Interview Hindi

I want conservation stories to reach the masses: The Firefox Guardian director Gunjan Menon

The Firefox Guardian was screened at the recently concluded Woodpecker International Film Festival. The filmmaker talks about her fascination with the lesser known animal and her motivation as a wildlife filmmaker.

Sukhpreet Kahlon

While most of us are familiar with the Giant Panda, a lovable creature made even more popular by the Hollywood animation films, few may know about its cousin - the Red Panda.

Red Panda numbers are alarmingly low and there could be less than 2,500 Red Pandas left in the wild today.

Gunjan Menon’s short documentary, The Firefox Guardian, takes you on a mesmerizing journey through dense bamboo jungles in Nepal while exploring a special bond between the unique ‘Firefoxes’ and Menuka, a simple village girl who has made it her mission to protect these vulnerable creatures.

In the film, Menon follows Menuka, the first female forest guardian working with the Red Panda Network, as the guardian tries to find a Panda juvenile to see if the previous season’s wild Panda reproduction was successful. The film provides a unique window into the lives of the forest guardians and through their eyes, the life of the rarely documented endangered Red Pandas in the wild.
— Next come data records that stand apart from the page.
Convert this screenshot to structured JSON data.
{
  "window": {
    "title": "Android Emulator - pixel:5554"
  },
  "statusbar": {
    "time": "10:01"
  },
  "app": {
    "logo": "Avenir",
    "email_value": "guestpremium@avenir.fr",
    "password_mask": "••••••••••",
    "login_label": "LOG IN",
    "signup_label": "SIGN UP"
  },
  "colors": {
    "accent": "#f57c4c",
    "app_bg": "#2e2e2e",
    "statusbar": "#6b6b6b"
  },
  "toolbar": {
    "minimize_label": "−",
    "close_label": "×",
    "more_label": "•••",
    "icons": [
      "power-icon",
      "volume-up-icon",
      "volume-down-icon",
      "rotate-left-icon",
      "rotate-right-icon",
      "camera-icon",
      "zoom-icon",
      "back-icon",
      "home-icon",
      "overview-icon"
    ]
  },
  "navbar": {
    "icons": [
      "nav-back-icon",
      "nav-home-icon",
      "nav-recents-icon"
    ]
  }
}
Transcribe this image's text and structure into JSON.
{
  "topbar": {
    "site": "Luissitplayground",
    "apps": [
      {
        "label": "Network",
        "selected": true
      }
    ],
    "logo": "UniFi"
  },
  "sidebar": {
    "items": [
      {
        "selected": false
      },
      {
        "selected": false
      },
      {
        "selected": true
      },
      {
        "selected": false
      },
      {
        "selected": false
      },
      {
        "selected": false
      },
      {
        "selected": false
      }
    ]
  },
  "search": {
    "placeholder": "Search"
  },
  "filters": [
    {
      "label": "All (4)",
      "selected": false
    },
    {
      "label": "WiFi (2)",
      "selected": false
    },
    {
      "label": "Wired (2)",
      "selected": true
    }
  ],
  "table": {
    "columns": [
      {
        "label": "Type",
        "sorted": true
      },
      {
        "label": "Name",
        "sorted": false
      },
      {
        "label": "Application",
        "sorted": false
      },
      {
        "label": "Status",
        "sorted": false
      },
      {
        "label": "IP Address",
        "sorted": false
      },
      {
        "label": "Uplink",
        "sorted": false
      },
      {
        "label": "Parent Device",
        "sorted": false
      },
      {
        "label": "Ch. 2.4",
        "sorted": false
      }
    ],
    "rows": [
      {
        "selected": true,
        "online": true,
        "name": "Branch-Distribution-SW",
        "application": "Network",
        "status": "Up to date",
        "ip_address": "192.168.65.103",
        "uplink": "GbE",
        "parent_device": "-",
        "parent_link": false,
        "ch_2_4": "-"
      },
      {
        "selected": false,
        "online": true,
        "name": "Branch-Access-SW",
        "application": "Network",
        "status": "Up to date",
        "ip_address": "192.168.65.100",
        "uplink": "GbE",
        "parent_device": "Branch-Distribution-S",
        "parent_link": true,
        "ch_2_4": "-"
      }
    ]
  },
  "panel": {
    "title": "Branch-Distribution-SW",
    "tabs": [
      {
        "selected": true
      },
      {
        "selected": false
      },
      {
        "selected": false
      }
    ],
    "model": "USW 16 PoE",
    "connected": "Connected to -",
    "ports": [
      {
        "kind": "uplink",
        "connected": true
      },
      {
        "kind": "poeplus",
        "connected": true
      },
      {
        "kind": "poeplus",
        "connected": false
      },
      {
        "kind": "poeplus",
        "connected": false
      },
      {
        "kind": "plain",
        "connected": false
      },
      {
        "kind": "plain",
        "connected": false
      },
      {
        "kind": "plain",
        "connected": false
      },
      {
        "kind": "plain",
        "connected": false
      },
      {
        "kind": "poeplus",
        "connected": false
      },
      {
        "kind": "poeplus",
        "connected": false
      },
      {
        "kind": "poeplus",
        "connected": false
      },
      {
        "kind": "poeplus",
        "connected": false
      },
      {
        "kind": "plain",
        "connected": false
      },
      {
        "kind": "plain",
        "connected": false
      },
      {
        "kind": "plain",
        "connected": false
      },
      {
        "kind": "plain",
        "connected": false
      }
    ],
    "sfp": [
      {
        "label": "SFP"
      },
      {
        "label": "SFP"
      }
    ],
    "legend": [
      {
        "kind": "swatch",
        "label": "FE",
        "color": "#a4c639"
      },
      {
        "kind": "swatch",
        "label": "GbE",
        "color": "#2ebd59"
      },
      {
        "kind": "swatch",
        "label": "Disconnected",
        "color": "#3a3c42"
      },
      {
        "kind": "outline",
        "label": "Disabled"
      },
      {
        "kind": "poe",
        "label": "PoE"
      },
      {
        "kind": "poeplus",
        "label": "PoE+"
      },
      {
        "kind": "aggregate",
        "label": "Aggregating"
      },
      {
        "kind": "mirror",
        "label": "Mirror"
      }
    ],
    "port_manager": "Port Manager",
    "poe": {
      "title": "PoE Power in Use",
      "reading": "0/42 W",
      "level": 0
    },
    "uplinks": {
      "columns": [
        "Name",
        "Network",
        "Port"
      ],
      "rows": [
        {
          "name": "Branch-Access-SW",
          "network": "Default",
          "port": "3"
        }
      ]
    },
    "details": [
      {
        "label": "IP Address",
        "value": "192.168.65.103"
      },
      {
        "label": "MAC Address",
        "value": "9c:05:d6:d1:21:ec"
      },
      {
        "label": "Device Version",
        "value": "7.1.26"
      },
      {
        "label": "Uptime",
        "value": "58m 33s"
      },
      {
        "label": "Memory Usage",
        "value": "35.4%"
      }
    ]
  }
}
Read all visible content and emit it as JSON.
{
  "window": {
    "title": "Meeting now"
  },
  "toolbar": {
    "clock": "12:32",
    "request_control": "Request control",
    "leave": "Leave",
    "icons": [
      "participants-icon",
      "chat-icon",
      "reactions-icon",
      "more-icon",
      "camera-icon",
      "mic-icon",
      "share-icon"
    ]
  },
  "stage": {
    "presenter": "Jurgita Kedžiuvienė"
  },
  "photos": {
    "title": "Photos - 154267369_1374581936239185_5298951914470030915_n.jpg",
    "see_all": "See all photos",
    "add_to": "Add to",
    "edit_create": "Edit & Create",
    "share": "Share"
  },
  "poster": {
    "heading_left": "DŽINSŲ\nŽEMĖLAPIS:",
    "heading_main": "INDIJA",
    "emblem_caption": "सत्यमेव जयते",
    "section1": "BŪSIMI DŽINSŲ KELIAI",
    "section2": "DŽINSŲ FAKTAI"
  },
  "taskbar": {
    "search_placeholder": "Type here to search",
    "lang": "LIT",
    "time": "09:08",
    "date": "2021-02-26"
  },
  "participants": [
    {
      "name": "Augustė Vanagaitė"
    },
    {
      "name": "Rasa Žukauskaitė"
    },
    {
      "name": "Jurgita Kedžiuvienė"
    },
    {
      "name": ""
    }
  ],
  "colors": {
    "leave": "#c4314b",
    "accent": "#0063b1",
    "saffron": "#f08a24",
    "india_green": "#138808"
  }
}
In conversation with us, the young filmmaker talks about her fascination with Red Pandas and her experience of sighting one in the wild.

What is it that fascinates you about the Red Panda?

How little people know about them. They are these fascinating creatures… ancient living fossils and people do not know enough about them and yet their numbers are declining at a rapid rate and in order to save them, we need to create more awareness about them. So that is what really fascinated me about them. That is something that drives me to the issue but if you just look at them, they are just beautiful animals and they are living fur balls.

When I told one of my friends that I wanted to make a film on Red Pandas, he said, 'I didn’t know pandas came in red'. So that really showed that there isn’t enough awareness about them, so I need to tell the story.

Tell me how the film came about?

I was pursuing my Masters in Wildlife Filmmaking in Bristol and for that degree, we have to make one 15-minute film. I always wanted to make a film on Red Pandas, but I used to think that it was a difficult topic because hardly any people have filmed Red Pandas in the wild. So I decided that the Red Panda was going to be my focus.

 

 

As you mentioned, it’s rare to see a Red Panda in the wild, and you happened to spot one on your third day of shooting! What was that moment like, to see this animal in the wild?

It was surreal. When I saw the panda, I completely forgot that I had a camera in my hand. It was even cuter in real life and I was so awestruck. Then I remembered that I am the director and I have this job to do and I started filming! It was really surreal to see a panda in the wild…it’s sad as well because while you are seeing this panda happy in the wild, you think of people killing this creature for its fur. So I was quite emotional on my first sighting.

In the other days of the shoot, was there an effort to get other sightings?

We were trying to get other sightings, but we were also trying to get Menuka’s interview. I hadn’t met her earlier and she had not seen a film, let alone know what a film is like. So, she didn’t know what I was trying to do and she was scared of cameras at first so I had to make her feel comfortable. I didn’t shoot any interviews with her for the first five days. I was just talking to her through the translator…it was a very slow process of building trust with her.

As someone who has chosen the rather unconventional career of being a wildlife filmmaker and that too in India, what do you plan to do next?

I just finished working on an Animal Planet series On The Brink, which also focuses on endangered animals and their habitat. So there are little stories of hope with every anima, and I want to continue doing something similar where there is a mix of conservation and entertainment because I do not believe in preaching to the choir, I want conservation stories to reach the masses.

Otherwise there is no poin. If only people interested in wildlife are watching wildlife films, then you are not serving the purpose. I really want to bridge those genres and appeal to a larger crowd.

The Firefox Guardian was screened at the recently concluded Woodpecker International Film Festival 2018 in New Delhi.

Related topics

Woodpecker International Film Festival